  19. ^ Li Z, Sergouniotis PI, Michaelides M, Mackay DS, Wright GA, Devery S, Moore AT, Holder GE, Robson AG, Webster AR (Nov 2009). "Recessive mutations of the gene TRPM1 abrogate ON bipolar cell function and cause complete congenital stationary night blindness in humans". American Journal of Human Genetics. 85 (5): 711–9. doi:10.1016/j.ajhg.2009.10.003. PMC 2775833. PMID 19878917.
  20. ^ Nakamura M, Sanuki R, Yasuma TR, Onishi A, Nishiguchi KM, Koike C, Kadowaki M, Kondo M, Miyake Y, Furukawa T (2010). "TRPM1 mutations are associated with the complete form of congenital stationary night blindness". Molecular Vision. 16: 425–37. PMC 2838739. PMID 20300565.
  21. ^ van Genderen MM, Bijveld MM, Claassen YB, Florijn RJ, Pearring JN, Meire FM, McCall MA, Riemslag FC, Gregg RG, Bergen AA, Kamermans M (Nov 2009). "Mutations in TRPM1 are a common cause of complete congenital stationary night blindness". American Journal of Human Genetics. 85 (5): 730–6. doi:10.1016/j.ajhg.2009.10.012. PMC 2775826. PMID 19896109.

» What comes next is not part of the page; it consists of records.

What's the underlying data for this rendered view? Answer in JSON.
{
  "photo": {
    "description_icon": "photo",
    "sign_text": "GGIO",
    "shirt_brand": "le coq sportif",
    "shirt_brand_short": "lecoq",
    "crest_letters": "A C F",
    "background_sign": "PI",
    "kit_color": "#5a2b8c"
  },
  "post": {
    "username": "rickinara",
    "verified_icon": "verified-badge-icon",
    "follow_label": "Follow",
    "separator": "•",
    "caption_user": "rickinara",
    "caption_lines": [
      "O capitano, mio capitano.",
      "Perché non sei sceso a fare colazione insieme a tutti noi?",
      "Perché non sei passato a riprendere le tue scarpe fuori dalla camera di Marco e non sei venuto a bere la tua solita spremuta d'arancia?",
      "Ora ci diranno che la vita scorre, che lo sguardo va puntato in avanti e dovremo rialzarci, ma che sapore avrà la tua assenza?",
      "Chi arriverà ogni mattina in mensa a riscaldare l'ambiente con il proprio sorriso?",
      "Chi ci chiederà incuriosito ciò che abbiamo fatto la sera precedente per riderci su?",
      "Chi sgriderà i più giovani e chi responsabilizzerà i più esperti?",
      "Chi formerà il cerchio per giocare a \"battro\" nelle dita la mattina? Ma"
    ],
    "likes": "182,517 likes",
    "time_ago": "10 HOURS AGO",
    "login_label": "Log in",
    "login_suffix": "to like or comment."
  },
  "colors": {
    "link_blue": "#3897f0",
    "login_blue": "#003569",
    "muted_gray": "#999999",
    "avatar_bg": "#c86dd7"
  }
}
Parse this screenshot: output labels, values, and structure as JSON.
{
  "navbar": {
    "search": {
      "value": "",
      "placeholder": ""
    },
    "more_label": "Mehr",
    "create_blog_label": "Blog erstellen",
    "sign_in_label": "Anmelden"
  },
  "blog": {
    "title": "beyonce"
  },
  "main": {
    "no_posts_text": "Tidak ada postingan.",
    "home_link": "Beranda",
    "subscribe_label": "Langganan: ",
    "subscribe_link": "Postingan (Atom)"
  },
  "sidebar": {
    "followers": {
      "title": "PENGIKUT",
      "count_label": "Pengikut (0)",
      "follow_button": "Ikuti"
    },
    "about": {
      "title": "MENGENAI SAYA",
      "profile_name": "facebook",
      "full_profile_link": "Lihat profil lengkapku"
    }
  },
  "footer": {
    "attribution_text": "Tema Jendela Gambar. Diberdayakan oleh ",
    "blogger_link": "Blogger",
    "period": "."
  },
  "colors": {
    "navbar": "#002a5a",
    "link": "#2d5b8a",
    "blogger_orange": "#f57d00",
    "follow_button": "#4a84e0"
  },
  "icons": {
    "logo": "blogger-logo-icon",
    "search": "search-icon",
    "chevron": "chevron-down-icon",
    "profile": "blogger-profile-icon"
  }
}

  22. ^ Bellone RR, Brooks SA, Sandmeyer L, Murphy BA, Forsyth G, Archer S, Bailey E, Grahn B (Aug 2008). "Differential gene expression of TRPM1, the potential cause of congenital stationary night blindness and coat spotting patterns (LP) in the Appaloosa horse (Equus caballus)". Genetics. 179 (4): 1861–70. doi:10.1534/genetics.108.088807. PMC 2516064. PMID 18660533.

This article incorporates text from the United States National Library of Medicine, which is in the public domain.